Did you know that May is also skin cancer awareness month? In the United States, 9500 people are diagnosed with skin cancer every day. In fact, 20% of people (1 in 5) will develop skin cancer at some point in their lifetime. Melanoma, the deadliest form of skin cancer, kills 1 American every hour. But the good news is, with early intervention and treatment, the 5-year survival rate for those with the disease is 98%. The key is catching it early, and sometimes we need help.
“Research shows that women are 9x more likely than men to find melanoma on others.”  The American Academy of Dermatology put out this fun video illustrating this point:
What can you do to stop skin cancer?
The American Academy of Dermatology suggests a few ideas of things you can do to help stop skin cancer: 
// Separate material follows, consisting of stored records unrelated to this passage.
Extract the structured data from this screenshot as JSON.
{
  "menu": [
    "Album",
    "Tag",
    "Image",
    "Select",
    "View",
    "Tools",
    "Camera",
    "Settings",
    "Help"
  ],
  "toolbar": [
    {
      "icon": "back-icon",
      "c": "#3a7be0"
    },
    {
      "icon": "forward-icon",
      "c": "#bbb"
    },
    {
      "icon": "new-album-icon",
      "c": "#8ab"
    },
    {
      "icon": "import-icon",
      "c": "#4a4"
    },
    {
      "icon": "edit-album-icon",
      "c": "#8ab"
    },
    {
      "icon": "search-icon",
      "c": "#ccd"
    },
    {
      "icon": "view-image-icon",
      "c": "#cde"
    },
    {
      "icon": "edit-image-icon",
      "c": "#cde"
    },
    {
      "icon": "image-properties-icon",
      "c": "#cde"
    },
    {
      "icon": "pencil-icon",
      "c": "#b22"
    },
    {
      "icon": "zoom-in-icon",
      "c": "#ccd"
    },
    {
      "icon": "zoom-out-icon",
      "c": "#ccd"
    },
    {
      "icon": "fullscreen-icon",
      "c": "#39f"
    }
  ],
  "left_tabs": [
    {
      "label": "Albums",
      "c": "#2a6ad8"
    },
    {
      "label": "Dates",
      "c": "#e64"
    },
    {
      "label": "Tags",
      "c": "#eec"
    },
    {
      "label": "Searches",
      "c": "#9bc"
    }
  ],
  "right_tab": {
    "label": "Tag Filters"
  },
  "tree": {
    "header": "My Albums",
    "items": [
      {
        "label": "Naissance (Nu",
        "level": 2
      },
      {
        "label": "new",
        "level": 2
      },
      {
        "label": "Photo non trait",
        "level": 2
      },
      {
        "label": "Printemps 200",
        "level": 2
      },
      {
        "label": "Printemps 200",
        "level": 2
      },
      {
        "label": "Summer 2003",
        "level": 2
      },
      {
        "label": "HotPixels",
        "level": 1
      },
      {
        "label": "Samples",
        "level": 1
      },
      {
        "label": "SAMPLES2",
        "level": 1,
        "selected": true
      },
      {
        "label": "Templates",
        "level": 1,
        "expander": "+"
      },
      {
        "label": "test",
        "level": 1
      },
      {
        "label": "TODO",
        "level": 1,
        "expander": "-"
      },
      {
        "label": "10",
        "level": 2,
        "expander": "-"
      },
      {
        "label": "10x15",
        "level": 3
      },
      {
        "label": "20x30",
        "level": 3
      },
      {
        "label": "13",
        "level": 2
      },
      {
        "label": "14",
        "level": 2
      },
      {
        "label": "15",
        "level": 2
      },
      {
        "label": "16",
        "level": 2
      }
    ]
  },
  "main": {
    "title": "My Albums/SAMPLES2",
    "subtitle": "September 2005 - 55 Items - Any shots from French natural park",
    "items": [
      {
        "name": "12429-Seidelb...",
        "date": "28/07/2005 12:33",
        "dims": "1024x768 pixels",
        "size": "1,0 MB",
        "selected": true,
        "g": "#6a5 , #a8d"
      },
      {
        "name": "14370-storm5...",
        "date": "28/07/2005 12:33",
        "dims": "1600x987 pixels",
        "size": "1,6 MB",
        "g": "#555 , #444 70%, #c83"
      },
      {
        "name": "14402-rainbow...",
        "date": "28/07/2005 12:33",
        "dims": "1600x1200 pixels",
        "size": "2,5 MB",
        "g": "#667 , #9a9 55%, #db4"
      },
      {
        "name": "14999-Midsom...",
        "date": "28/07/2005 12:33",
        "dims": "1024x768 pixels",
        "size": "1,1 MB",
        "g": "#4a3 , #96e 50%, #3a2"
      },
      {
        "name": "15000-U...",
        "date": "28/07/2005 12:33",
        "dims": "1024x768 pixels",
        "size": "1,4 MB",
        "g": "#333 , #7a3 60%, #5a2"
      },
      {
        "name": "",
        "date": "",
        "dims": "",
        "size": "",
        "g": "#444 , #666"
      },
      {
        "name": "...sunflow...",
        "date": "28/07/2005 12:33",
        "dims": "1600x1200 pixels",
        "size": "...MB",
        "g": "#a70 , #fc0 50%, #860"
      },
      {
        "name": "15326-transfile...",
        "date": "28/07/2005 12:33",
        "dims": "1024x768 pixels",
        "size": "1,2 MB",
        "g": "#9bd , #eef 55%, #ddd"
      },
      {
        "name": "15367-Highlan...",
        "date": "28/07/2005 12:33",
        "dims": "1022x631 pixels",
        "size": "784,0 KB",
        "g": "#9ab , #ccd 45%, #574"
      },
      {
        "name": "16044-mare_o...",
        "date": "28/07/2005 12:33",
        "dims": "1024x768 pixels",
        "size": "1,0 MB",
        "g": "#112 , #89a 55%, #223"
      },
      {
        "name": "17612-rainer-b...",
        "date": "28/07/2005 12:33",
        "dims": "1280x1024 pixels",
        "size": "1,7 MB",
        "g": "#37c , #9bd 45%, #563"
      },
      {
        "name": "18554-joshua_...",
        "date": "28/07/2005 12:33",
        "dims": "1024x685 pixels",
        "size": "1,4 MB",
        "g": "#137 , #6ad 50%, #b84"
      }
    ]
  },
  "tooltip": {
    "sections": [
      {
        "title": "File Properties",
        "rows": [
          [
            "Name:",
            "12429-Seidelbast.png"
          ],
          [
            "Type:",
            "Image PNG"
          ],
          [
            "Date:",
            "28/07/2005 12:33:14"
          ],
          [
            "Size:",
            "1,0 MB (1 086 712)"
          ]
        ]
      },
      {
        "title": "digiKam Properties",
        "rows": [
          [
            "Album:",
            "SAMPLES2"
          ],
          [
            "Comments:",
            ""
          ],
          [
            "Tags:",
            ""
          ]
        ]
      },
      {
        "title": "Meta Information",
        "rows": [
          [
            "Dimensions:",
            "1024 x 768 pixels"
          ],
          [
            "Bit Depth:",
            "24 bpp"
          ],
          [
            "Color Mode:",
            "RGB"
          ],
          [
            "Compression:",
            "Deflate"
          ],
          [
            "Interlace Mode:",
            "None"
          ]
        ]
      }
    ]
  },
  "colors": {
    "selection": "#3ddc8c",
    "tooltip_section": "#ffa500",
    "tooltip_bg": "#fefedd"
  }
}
- Wear sunscreen. Putting on sunscreen before you head outdoors can be one of the biggest things you can do in your fight to prevent skin cancer. Look for sunscreens with a high SPF rating and be diligent about applying sunscreen before you head outside.
- “Motivate teachers and administrators to teach kids about the harm of UV radiation and why it’s important to protect yourself.
- Identify youth leaders in your community who can talk to their peers about taking steps to prevent skin cancer.
- Partner with a local hospital, state fair, or similar organization to host a skin cancer screening event.”
The Skin Cancer Foundation (skincancer.org) has some additional tips, as well, including the following: 
- Seek the shade, especially between 10 AM and 4 PM.
- Do not burn.
- Avoid tanning and never use UV tanning beds.
- Cover up with clothing, including a broad-brimmed hat and UV-blocking sunglasses.
- Use a broad spectrum (UVA/UVB) sunscreen with an SPF of 15 or higher every day. For extended outdoor activity, use a water-resistant, broad spectrum (UVA/UVB) sunscreen with an SPF of 30 or higher.
- Apply 1 ounce (2 tablespoons) of sunscreen to your entire body 30 minutes before going outside. Reapply every two hours or immediately after swimming or excessive sweating.
- Keep newborns out of the sun. Sunscreens should be used on babies over the age of six months.
- Examine your skin head-to-toe every month.
- See your physician every year for a professional skin exam.
Finally, using the information from curemelanoma.org, follow the melanoma detection ABCs: